* Exercise inputs:
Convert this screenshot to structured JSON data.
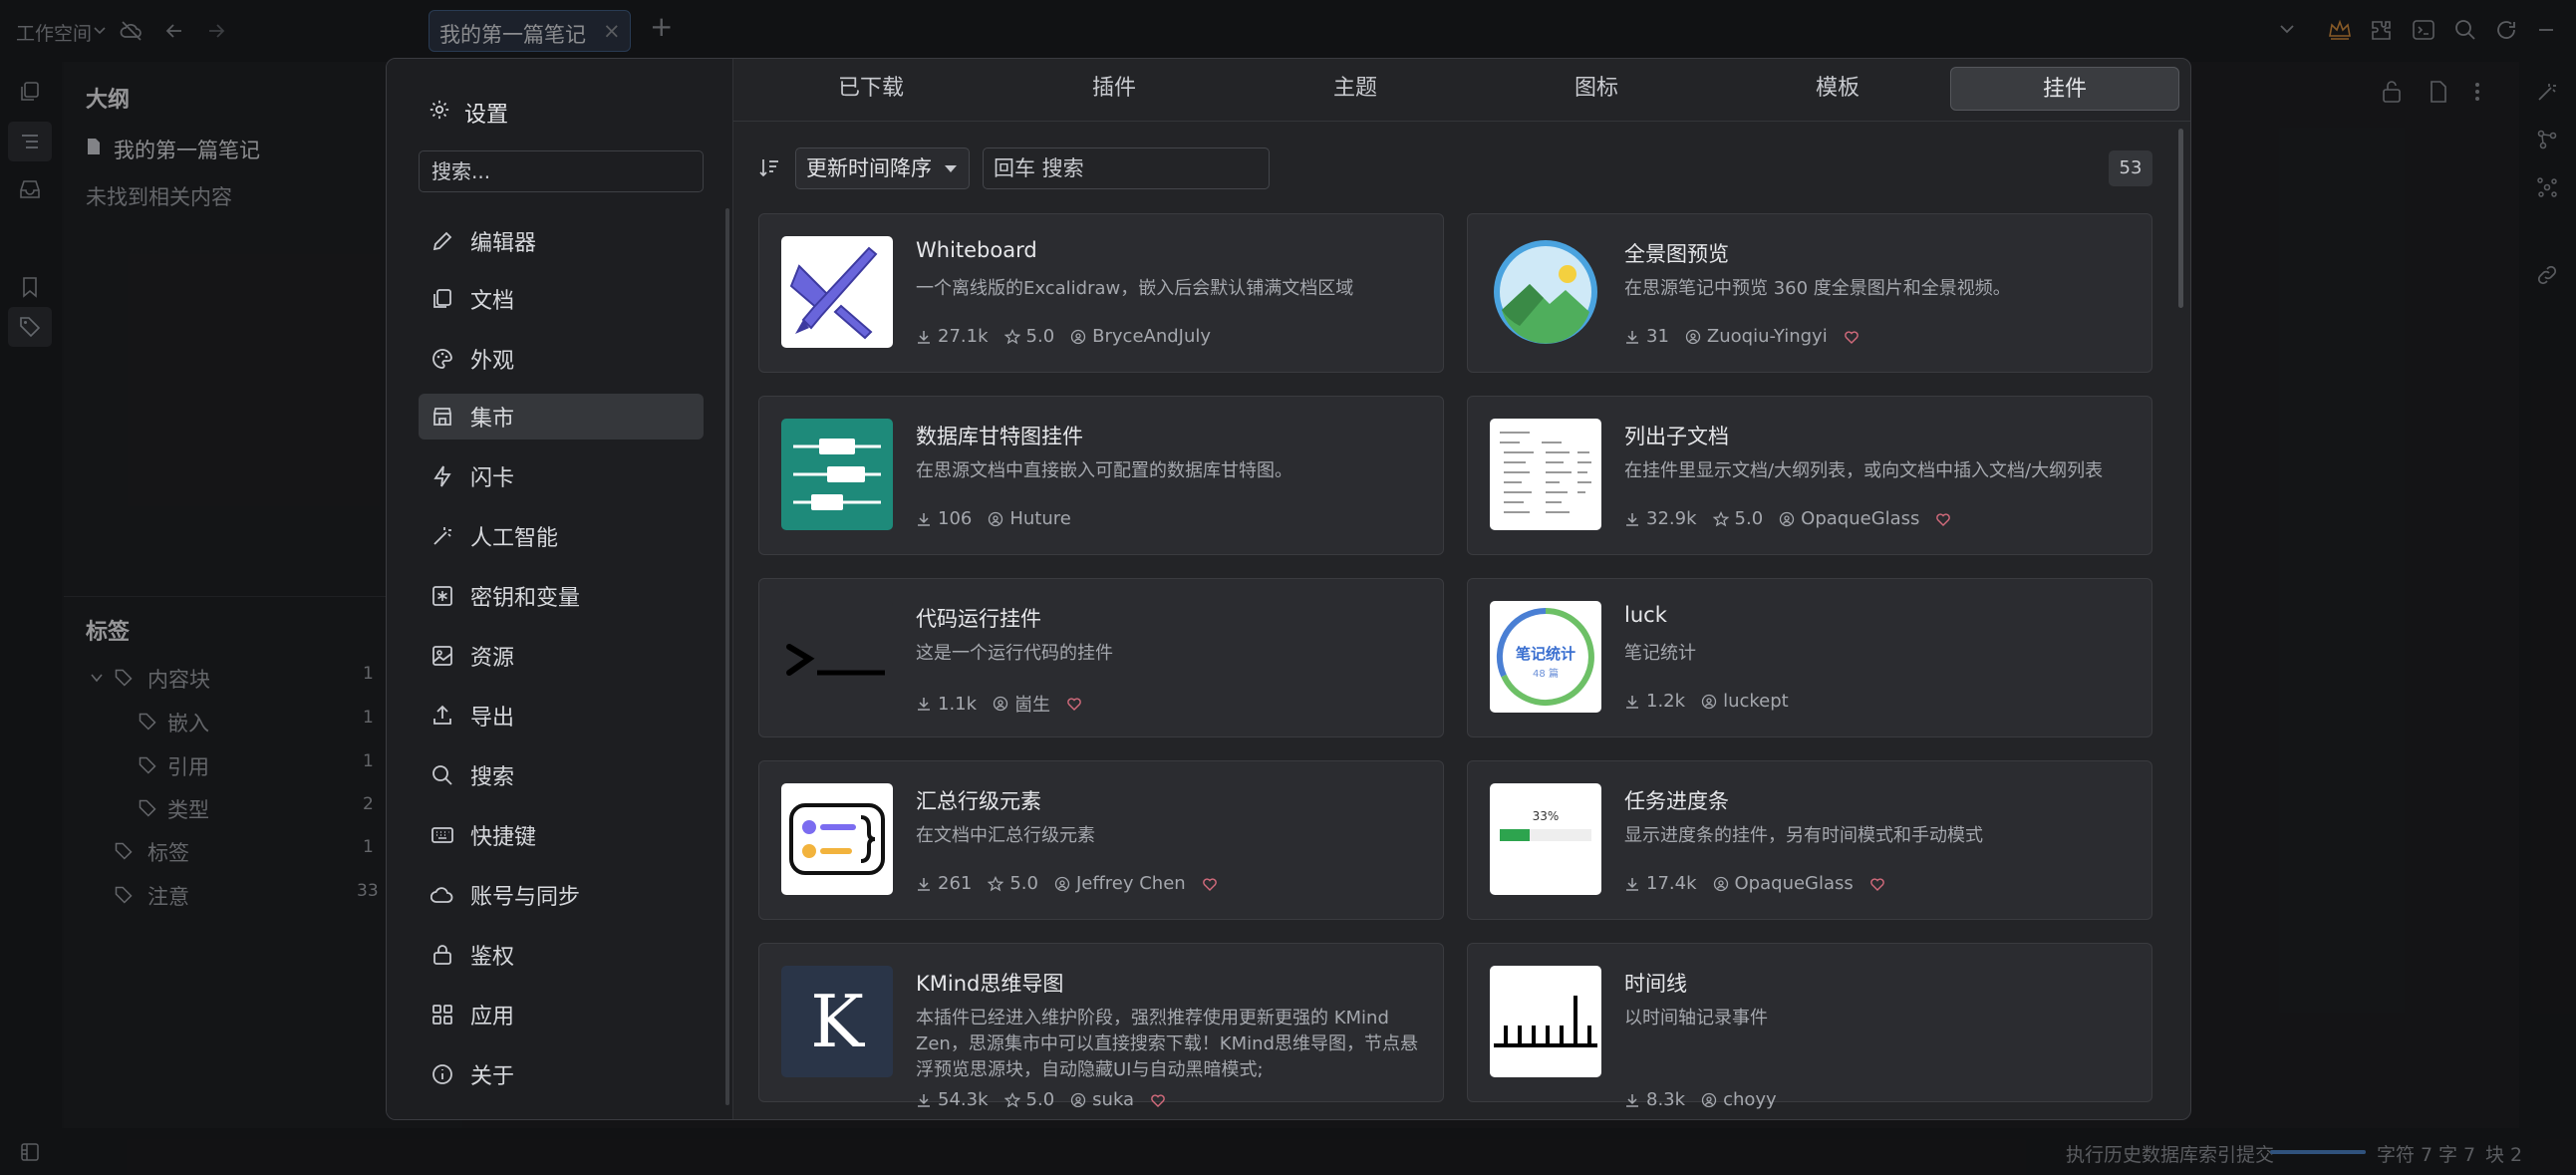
{
  "topbar": {
    "workspace": "工作空间",
    "tab_title": "我的第一篇笔记",
    "tab_close": "×",
    "new_tab": "+"
  },
  "outline": {
    "title": "大纲",
    "doc": "我的第一篇笔记",
    "empty": "未找到相关内容",
    "tags_title": "标签",
    "tags": [
      {
        "label": "内容块",
        "count": "1"
      },
      {
        "label": "嵌入",
        "count": "1"
      },
      {
        "label": "引用",
        "count": "1"
      },
      {
        "label": "类型",
        "count": "2"
      },
      {
        "label": "标签",
        "count": "1"
      },
      {
        "label": "注意",
        "count": "33"
      }
    ]
  },
  "settings": {
    "title": "设置",
    "search_placeholder": "搜索...",
    "nav": [
      {
        "label": "编辑器",
        "icon": "pencil-icon"
      },
      {
        "label": "文档",
        "icon": "document-icon"
      },
      {
        "label": "外观",
        "icon": "palette-icon"
      },
      {
        "label": "集市",
        "icon": "store-icon"
      },
      {
        "label": "闪卡",
        "icon": "flash-icon"
      },
      {
        "label": "人工智能",
        "icon": "magic-wand-icon"
      },
      {
        "label": "密钥和变量",
        "icon": "key-icon"
      },
      {
        "label": "资源",
        "icon": "image-icon"
      },
      {
        "label": "导出",
        "icon": "export-icon"
      },
      {
        "label": "搜索",
        "icon": "search-icon"
      },
      {
        "label": "快捷键",
        "icon": "keyboard-icon"
      },
      {
        "label": "账号与同步",
        "icon": "cloud-icon"
      },
      {
        "label": "鉴权",
        "icon": "lock-icon"
      },
      {
        "label": "应用",
        "icon": "apps-icon"
      },
      {
        "label": "关于",
        "icon": "info-icon"
      }
    ],
    "active_nav": "集市"
  },
  "bazaar": {
    "tabs": [
      "已下载",
      "插件",
      "主题",
      "图标",
      "模板",
      "挂件"
    ],
    "active_tab": "挂件",
    "sort": "更新时间降序",
    "filter_placeholder": "回车 搜索",
    "count": "53",
    "cards": [
      {
        "title": "Whiteboard",
        "desc": "一个离线版的Excalidraw，嵌入后会默认铺满文档区域",
        "downloads": "27.1k",
        "rating": "5.0",
        "author": "BryceAndJuly",
        "thumb": "whiteboard"
      },
      {
        "title": "全景图预览",
        "desc": "在思源笔记中预览 360 度全景图片和全景视频。",
        "downloads": "31",
        "rating": "",
        "author": "Zuoqiu-Yingyi",
        "thumb": "panorama"
      },
      {
        "title": "数据库甘特图挂件",
        "desc": "在思源文档中直接嵌入可配置的数据库甘特图。",
        "downloads": "106",
        "rating": "",
        "author": "Huture",
        "thumb": "gantt"
      },
      {
        "title": "列出子文档",
        "desc": "在挂件里显示文档/大纲列表，或向文档中插入文档/大纲列表",
        "downloads": "32.9k",
        "rating": "5.0",
        "author": "OpaqueGlass",
        "thumb": "list"
      },
      {
        "title": "代码运行挂件",
        "desc": "这是一个运行代码的挂件",
        "downloads": "1.1k",
        "rating": "",
        "author": "崮生",
        "thumb": "terminal"
      },
      {
        "title": "luck",
        "desc": "笔记统计",
        "downloads": "1.2k",
        "rating": "",
        "author": "luckept",
        "thumb": "stats",
        "thumb_text": "笔记统计",
        "thumb_sub": "48 篇"
      },
      {
        "title": "汇总行级元素",
        "desc": "在文档中汇总行级元素",
        "downloads": "261",
        "rating": "5.0",
        "author": "Jeffrey Chen",
        "thumb": "summary"
      },
      {
        "title": "任务进度条",
        "desc": "显示进度条的挂件，另有时间模式和手动模式",
        "downloads": "17.4k",
        "rating": "",
        "author": "OpaqueGlass",
        "thumb": "progress",
        "thumb_text": "33%"
      },
      {
        "title": "KMind思维导图",
        "desc": "本插件已经进入维护阶段，强烈推荐使用更新更强的 KMind Zen，思源集市中可以直接搜索下载！KMind思维导图，节点悬浮预览思源块，自动隐藏UI与自动黑暗模式;",
        "downloads": "54.3k",
        "rating": "5.0",
        "author": "suka",
        "thumb": "kmind",
        "thumb_text": "K"
      },
      {
        "title": "时间线",
        "desc": "以时间轴记录事件",
        "downloads": "8.3k",
        "rating": "",
        "author": "choyy",
        "thumb": "timeline"
      }
    ]
  },
  "statusbar": {
    "message": "执行历史数据库索引提交",
    "chars": "字符 7",
    "words": "字 7",
    "blocks": "块 2"
  }
}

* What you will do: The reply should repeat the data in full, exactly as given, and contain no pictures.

* Finished task:
Convert this screenshot to structured JSON data.
{
  "topbar": {
    "workspace": "工作空间",
    "tab_title": "我的第一篇笔记",
    "tab_close": "×",
    "new_tab": "+"
  },
  "outline": {
    "title": "大纲",
    "doc": "我的第一篇笔记",
    "empty": "未找到相关内容",
    "tags_title": "标签",
    "tags": [
      {
        "label": "内容块",
        "count": "1"
      },
      {
        "label": "嵌入",
        "count": "1"
      },
      {
        "label": "引用",
        "count": "1"
      },
      {
        "label": "类型",
        "count": "2"
      },
      {
        "label": "标签",
        "count": "1"
      },
      {
        "label": "注意",
        "count": "33"
      }
    ]
  },
  "settings": {
    "title": "设置",
    "search_placeholder": "搜索...",
    "nav": [
      {
        "label": "编辑器",
        "icon": "pencil-icon"
      },
      {
        "label": "文档",
        "icon": "document-icon"
      },
      {
        "label": "外观",
        "icon": "palette-icon"
      },
      {
        "label": "集市",
        "icon": "store-icon"
      },
      {
        "label": "闪卡",
        "icon": "flash-icon"
      },
      {
        "label": "人工智能",
        "icon": "magic-wand-icon"
      },
      {
        "label": "密钥和变量",
        "icon": "key-icon"
      },
      {
        "label": "资源",
        "icon": "image-icon"
      },
      {
        "label": "导出",
        "icon": "export-icon"
      },
      {
        "label": "搜索",
        "icon": "search-icon"
      },
      {
        "label": "快捷键",
        "icon": "keyboard-icon"
      },
      {
        "label": "账号与同步",
        "icon": "cloud-icon"
      },
      {
        "label": "鉴权",
        "icon": "lock-icon"
      },
      {
        "label": "应用",
        "icon": "apps-icon"
      },
      {
        "label": "关于",
        "icon": "info-icon"
      }
    ],
    "active_nav": "集市"
  },
  "bazaar": {
    "tabs": [
      "已下载",
      "插件",
      "主题",
      "图标",
      "模板",
      "挂件"
    ],
    "active_tab": "挂件",
    "sort": "更新时间降序",
    "filter_placeholder": "回车 搜索",
    "count": "53",
    "cards": [
      {
        "title": "Whiteboard",
        "desc": "一个离线版的Excalidraw，嵌入后会默认铺满文档区域",
        "downloads": "27.1k",
        "rating": "5.0",
        "author": "BryceAndJuly",
        "thumb": "whiteboard"
      },
      {
        "title": "全景图预览",
        "desc": "在思源笔记中预览 360 度全景图片和全景视频。",
        "downloads": "31",
        "rating": "",
        "author": "Zuoqiu-Yingyi",
        "thumb": "panorama"
      },
      {
        "title": "数据库甘特图挂件",
        "desc": "在思源文档中直接嵌入可配置的数据库甘特图。",
        "downloads": "106",
        "rating": "",
        "author": "Huture",
        "thumb": "gantt"
      },
      {
        "title": "列出子文档",
        "desc": "在挂件里显示文档/大纲列表，或向文档中插入文档/大纲列表",
        "downloads": "32.9k",
        "rating": "5.0",
        "author": "OpaqueGlass",
        "thumb": "list"
      },
      {
        "title": "代码运行挂件",
        "desc": "这是一个运行代码的挂件",
        "downloads": "1.1k",
        "rating": "",
        "author": "崮生",
        "thumb": "terminal"
      },
      {
        "title": "luck",
        "desc": "笔记统计",
        "downloads": "1.2k",
        "rating": "",
        "author": "luckept",
        "thumb": "stats",
        "thumb_text": "笔记统计",
        "thumb_sub": "48 篇"
      },
      {
        "title": "汇总行级元素",
        "desc": "在文档中汇总行级元素",
        "downloads": "261",
        "rating": "5.0",
        "author": "Jeffrey Chen",
        "thumb": "summary"
      },
      {
        "title": "任务进度条",
        "desc": "显示进度条的挂件，另有时间模式和手动模式",
        "downloads": "17.4k",
        "rating": "",
        "author": "OpaqueGlass",
        "thumb": "progress",
        "thumb_text": "33%"
      },
      {
        "title": "KMind思维导图",
        "desc": "本插件已经进入维护阶段，强烈推荐使用更新更强的 KMind Zen，思源集市中可以直接搜索下载！KMind思维导图，节点悬浮预览思源块，自动隐藏UI与自动黑暗模式;",
        "downloads": "54.3k",
        "rating": "5.0",
        "author": "suka",
        "thumb": "kmind",
        "thumb_text": "K"
      },
      {
        "title": "时间线",
        "desc": "以时间轴记录事件",
        "downloads": "8.3k",
        "rating": "",
        "author": "choyy",
        "thumb": "timeline"
      }
    ]
  },
  "statusbar": {
    "message": "执行历史数据库索引提交",
    "chars": "字符 7",
    "words": "字 7",
    "blocks": "块 2"
  }
}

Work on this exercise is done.